§ WORK TO COMPLETE
Check every line of the entries below for the word "image", and copy the ones that have it.

(Dataset rows for apps and sites)
|---|

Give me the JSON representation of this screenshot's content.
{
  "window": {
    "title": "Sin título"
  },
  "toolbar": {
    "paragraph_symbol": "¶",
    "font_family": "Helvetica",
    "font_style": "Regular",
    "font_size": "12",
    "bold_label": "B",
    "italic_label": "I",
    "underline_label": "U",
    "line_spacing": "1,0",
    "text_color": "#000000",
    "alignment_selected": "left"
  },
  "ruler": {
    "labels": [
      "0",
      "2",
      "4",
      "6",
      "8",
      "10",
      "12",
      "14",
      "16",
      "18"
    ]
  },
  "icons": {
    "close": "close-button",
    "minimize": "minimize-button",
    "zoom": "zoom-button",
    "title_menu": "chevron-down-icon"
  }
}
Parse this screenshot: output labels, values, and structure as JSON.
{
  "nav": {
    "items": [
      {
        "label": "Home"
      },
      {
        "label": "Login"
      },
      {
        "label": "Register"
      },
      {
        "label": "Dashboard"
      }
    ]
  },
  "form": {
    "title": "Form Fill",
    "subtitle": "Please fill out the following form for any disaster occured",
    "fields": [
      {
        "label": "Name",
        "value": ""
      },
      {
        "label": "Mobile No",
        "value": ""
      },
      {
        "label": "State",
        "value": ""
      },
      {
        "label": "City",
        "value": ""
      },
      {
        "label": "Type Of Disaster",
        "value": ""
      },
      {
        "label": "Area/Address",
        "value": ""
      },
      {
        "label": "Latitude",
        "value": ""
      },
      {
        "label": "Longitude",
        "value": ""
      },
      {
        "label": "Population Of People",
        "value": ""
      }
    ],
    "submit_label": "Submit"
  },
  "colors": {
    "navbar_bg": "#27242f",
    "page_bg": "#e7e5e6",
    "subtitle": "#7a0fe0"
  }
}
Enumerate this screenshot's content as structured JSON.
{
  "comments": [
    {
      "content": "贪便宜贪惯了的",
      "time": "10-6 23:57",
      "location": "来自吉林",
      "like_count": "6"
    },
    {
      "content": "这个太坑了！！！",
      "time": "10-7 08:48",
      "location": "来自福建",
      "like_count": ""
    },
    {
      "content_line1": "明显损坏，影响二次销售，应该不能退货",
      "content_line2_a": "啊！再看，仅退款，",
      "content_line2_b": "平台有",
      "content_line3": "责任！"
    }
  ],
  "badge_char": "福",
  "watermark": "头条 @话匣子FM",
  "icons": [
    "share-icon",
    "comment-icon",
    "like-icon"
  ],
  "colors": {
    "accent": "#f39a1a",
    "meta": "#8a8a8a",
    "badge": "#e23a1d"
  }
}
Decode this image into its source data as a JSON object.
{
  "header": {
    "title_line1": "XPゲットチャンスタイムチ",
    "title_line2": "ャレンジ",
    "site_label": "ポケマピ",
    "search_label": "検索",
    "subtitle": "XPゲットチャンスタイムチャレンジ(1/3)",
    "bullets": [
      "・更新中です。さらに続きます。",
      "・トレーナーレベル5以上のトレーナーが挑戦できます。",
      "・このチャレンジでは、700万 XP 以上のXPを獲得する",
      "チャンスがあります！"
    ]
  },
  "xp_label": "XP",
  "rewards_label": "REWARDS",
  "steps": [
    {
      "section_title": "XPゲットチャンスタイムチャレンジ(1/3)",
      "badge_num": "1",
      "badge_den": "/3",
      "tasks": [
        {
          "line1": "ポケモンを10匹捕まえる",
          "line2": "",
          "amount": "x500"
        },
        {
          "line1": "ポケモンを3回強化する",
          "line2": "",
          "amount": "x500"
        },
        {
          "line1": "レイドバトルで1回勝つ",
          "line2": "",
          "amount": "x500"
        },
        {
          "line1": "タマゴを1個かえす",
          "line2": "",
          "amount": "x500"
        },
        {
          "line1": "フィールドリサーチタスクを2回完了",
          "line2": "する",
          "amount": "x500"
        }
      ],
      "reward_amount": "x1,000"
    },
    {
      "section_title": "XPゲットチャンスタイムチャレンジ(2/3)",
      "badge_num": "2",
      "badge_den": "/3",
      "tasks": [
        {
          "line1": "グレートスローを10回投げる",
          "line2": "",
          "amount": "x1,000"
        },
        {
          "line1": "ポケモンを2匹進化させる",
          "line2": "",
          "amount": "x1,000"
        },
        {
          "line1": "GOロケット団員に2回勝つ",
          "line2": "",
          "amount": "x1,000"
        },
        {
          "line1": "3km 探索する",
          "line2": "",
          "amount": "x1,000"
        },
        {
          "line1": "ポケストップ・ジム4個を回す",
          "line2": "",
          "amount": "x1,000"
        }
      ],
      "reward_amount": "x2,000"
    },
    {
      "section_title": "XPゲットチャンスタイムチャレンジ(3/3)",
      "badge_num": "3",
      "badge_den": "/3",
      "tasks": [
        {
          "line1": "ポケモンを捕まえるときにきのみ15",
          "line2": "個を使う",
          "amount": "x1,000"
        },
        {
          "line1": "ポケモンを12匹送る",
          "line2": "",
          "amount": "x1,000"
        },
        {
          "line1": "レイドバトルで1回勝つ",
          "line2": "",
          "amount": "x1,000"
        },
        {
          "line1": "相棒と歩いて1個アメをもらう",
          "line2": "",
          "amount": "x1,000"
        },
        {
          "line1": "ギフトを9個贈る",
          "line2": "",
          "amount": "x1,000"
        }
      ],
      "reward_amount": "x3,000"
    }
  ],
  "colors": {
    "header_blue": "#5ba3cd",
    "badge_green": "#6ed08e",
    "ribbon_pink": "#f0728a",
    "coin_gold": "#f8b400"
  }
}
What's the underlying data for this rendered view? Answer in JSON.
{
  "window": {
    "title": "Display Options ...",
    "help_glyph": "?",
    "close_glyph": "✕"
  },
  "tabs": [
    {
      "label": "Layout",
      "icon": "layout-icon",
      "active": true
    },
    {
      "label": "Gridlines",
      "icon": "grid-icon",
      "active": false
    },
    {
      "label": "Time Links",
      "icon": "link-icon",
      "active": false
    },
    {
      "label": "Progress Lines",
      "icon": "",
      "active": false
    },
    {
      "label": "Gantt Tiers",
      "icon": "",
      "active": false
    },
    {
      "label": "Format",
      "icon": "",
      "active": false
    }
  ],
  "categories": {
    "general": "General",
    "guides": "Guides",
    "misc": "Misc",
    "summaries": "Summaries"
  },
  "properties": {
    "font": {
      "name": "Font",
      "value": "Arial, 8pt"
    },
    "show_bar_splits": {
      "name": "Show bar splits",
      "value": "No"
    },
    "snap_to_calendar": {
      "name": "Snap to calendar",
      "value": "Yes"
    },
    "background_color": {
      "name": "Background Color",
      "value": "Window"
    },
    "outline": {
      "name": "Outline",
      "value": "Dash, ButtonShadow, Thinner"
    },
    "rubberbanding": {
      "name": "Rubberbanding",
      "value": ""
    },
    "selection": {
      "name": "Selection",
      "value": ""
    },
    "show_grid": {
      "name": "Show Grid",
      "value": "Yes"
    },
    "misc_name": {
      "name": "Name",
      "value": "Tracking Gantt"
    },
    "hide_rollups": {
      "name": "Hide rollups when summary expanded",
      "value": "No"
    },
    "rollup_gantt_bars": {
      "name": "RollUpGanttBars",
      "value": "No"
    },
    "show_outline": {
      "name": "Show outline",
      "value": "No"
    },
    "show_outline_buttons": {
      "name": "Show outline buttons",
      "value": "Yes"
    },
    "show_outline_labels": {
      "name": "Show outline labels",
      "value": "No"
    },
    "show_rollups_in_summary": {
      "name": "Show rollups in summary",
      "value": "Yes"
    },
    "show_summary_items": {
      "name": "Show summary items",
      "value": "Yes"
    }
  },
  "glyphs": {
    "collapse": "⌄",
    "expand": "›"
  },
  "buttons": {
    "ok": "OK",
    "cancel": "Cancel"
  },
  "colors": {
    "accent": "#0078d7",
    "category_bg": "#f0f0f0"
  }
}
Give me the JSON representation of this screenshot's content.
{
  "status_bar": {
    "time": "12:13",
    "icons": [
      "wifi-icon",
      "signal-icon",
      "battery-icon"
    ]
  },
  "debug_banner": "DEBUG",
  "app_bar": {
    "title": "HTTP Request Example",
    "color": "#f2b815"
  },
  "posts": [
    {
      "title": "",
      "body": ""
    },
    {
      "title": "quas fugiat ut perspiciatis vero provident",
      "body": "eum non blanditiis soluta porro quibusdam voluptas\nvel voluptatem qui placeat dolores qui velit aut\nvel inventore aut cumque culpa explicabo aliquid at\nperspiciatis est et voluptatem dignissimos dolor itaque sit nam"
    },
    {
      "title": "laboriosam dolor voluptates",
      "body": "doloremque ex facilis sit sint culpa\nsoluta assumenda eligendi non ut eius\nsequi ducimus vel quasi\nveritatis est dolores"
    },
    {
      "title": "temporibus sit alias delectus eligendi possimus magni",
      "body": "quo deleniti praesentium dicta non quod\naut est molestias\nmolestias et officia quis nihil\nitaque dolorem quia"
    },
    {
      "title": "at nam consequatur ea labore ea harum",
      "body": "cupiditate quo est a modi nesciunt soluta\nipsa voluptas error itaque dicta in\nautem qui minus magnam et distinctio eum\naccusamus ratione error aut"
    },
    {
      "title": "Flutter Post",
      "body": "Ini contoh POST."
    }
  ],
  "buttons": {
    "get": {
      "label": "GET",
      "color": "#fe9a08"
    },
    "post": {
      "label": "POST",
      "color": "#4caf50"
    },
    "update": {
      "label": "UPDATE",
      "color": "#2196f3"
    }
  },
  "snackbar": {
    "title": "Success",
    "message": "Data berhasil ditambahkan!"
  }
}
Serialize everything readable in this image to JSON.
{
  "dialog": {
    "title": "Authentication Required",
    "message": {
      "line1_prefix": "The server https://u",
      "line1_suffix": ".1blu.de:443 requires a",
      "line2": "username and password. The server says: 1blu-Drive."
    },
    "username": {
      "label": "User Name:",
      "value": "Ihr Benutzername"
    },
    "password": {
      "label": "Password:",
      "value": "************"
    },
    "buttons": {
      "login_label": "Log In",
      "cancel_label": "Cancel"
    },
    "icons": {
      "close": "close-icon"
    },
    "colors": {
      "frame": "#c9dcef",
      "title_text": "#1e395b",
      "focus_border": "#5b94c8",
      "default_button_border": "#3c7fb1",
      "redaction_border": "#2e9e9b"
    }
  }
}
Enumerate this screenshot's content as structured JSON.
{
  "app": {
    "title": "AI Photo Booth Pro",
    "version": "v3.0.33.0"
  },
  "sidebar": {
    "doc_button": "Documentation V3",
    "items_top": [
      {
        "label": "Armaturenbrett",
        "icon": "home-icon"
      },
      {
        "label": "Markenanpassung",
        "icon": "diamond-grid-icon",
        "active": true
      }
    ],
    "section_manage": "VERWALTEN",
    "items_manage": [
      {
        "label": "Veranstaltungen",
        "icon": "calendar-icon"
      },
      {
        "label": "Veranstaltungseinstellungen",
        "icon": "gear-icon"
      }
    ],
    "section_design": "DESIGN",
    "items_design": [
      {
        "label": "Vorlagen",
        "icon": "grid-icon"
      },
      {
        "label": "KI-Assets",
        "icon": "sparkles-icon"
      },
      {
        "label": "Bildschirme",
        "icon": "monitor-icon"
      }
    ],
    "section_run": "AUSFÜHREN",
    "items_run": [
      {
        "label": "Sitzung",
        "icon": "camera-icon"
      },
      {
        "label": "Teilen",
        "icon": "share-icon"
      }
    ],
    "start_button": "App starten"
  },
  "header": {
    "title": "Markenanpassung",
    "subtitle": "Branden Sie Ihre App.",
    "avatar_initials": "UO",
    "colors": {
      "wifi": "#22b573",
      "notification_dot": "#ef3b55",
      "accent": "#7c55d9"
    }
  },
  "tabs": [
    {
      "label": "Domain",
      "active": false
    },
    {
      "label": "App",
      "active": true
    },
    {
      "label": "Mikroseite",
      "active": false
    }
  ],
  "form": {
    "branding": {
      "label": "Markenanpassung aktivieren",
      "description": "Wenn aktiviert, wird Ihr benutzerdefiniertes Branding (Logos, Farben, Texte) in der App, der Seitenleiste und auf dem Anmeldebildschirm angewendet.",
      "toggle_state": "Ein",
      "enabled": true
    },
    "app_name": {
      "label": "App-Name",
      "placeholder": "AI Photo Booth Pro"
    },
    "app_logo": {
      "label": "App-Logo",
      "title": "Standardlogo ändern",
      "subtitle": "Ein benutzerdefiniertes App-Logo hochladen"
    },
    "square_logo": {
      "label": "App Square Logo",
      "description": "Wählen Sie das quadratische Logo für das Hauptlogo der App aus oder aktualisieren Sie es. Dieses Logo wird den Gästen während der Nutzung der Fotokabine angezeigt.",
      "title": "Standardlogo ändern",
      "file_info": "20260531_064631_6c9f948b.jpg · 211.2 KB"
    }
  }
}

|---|

§ ANSWER FOR THE TASK
Decode this image into its source data as a JSON object.
Serialize everything readable in this image to JSON.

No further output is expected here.